Example 03: Finding the Number of 32-mm Steel Bars for Doubly-Reinforced Concrete Propped Beam

A propped beam 8 m long is to support a total load of 28.8 kN/m. It is desired to find the steel reinforcements at the most critical section in bending. The cross section of the concrete beam is 400 mm by 600 mm with an effective cover of 60 mm for the reinforcements. f’c = 21 MPa, fs = 140 MPa, n = 9. Determine the required number of 32 mm ø tension bars and the required number of 32 mm ø compression bars.



Example 02: Finding the Number of 28-mm Steel Bars of Singly-Reinforced Concrete Cantilever Beam

A reinforced concrete cantilever beam 4 m long has a cross-sectional dimensions of 400 mm by 750 mm. The steel reinforcement has an effective depth of 685 mm. The beam is to support a superimposed load of 29.05 kN/m including its own weight. Use f’c = 21 MPa, fs = 165 MPa, and n = 9. Determine the required number of 28 mm ø reinforcing bars using Working Stress Design method.



Example 04: Stress of Tension Steel, Stress of Compression Steel, and Stress of Concrete in Doubly Reinforced Beam

A 300 mm × 600 mm reinforced concrete beam section is reinforced with 4 - 28-mm-diameter tension steel at d = 536 mm and 2 - 28-mm-diameter compression steel at d' = 64 mm. The section is subjected to a bending moment of 150 kN·m. Use n = 9.

1. Find the maximum stress in concrete.
2. Determine the stress in the compression steel.
3. Calculate the stress in the tension steel.


Example 03: Compressive Force at the Section of Concrete T-Beam

The following are the dimensions of a concrete T-beam section

Width of flange, bf = 600 mm
Thickness of flange, tf = 80 mm
Width of web, bw = 300 mm
Effective depth, d = 500 mm

The beam is reinforced with 3-32 mm diameter bars in tension and is carrying a moment of 100 kN·m. Find the total compressive force in the concrete. Use n = 9.



Example 01: Total Compression Force at the Section of Concrete Beam

A rectangular reinforced concrete beam with width of 250 mm and effective depth of 500 mm is subjected to 150 kN·m bending moment. The beam is reinforced with 4 – 25 mm ø bars. Use alternate design method and modular ratio n = 9.

  1. What is the maximum stress of concrete?
  2. What is the maximum stress of steel?
  3. What is the total compressive force in concrete?




Example 01: Required Steel Area of Reinforced Concrete Beam

A rectangular concrete beam is reinforced in tension only. The width is 300 mm and the effective depth is 600 mm. The beam carries a moment of 80 kN·m which causes a stress of 5 MPa in the extreme compression fiber of concrete. Use n = 9.
1.   What is the distance of the neutral axis from the top of the beam?
2.   Calculate the required area for steel reinforcement.
3.   Find the stress developed in the steel.



Design of Steel Reinforcement of Concrete Beams by WSD Method

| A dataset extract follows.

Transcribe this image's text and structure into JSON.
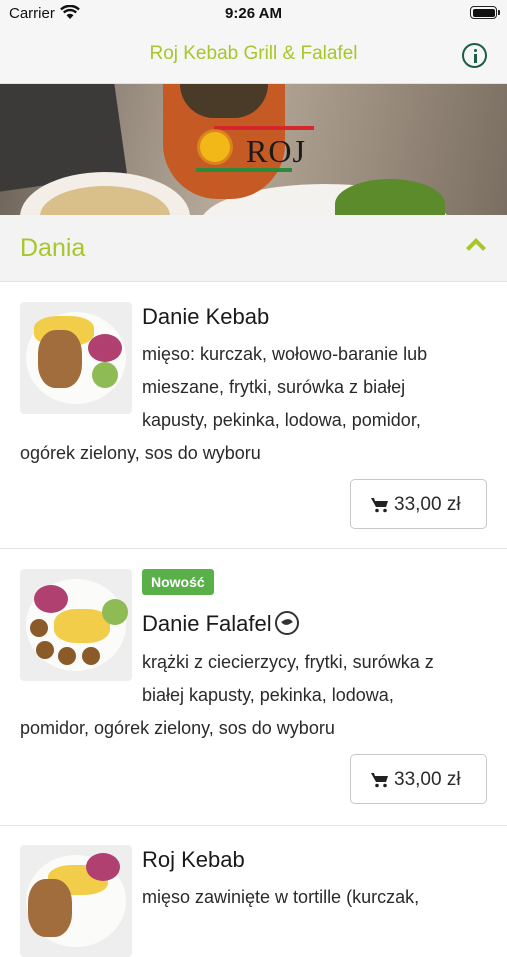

Steps is for finding the required steel reinforcements of beam with known Mmax and other beam properties using Working Stress Design method.

Given the following, direct or indirect:

Width or breadth = b
Effective depth = d
Allowable stress for concrete = fc
Allowable stress for steel = fs
Modular ratio = n
Maximum moment carried by the beam = Mmax



Working Stress Analysis for Concrete Beams

Consider a relatively long simply supported beam shown below. Assume the load wo to be increasing progressively until the beam fails. The beam will go into the following three stages:

  1. Uncrack Concrete Stage – at this stage, the gross section of the concrete will resist the bending which means that the beam will behave like a solid beam made entirely of concrete.
  2. Crack Concrete Stage – Elastic Stress range
  3. Ultimate Stress Stage – Beam Failure


Consistency of Soil (Atterberg Limits)

Consistency is the term used to describe the ability of the soil to resist rupture and deformation. It is commonly describe as soft, stiff or firm, and hard.

Water content greatly affects the engineering behavior of fine-grained soils. In the order of increasing moisture content (see Figure 2 below), a dry soil will exist into four distinct states: from solid state, to semisolid state, to plastic state, and to liquid state. The water contents at the boundary of these states are known as Atterberg limits. Between the solid and semisolid states is shrinkage limit, between semisolid and plastic states is plastic limit, and between plastic and liquid states is liquid limit.



Atterberg limits, then, are water contents at critical stages of soil behavior. They, together with natural water content, are essential descriptions of fine-grained soils.